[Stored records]
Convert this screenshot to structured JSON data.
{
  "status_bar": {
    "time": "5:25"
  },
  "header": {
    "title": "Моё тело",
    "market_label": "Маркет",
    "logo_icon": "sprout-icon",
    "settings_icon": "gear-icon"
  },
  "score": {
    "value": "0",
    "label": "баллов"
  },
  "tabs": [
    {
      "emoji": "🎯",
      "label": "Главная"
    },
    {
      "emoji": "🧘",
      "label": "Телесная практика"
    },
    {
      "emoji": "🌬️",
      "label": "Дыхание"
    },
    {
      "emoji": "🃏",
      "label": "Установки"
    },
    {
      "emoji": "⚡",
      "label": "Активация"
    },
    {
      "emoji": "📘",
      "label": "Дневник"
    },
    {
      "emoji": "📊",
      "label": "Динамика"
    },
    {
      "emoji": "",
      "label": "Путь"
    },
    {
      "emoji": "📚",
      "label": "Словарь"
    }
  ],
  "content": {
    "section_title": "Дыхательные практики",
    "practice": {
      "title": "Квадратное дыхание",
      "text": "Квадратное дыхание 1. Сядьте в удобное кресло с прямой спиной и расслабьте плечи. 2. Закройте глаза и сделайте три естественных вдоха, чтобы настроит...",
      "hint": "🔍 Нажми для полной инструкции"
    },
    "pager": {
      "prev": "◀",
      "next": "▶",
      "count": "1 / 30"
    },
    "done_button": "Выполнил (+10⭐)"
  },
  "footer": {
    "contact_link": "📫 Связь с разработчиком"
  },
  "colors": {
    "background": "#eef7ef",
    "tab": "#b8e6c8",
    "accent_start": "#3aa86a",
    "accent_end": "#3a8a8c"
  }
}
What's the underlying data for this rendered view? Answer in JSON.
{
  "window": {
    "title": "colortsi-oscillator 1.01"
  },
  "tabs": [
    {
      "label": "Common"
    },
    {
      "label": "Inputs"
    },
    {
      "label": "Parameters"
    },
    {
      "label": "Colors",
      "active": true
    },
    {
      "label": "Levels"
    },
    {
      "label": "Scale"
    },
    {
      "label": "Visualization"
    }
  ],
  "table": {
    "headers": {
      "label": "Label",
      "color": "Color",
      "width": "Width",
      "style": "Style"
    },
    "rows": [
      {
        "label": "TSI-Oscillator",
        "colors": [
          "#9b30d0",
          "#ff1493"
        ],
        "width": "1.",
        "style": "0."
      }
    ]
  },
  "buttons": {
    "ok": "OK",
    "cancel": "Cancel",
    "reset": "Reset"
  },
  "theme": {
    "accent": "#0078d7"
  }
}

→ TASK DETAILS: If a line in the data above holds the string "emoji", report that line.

→ PROBLEM SOLUTION:
      "emoji": "🎯",
      "emoji": "🧘",
      "emoji": "🌬️",
      "emoji": "🃏",
      "emoji": "⚡",
      "emoji": "📘",
      "emoji": "📊",
      "emoji": "",
      "emoji": "📚",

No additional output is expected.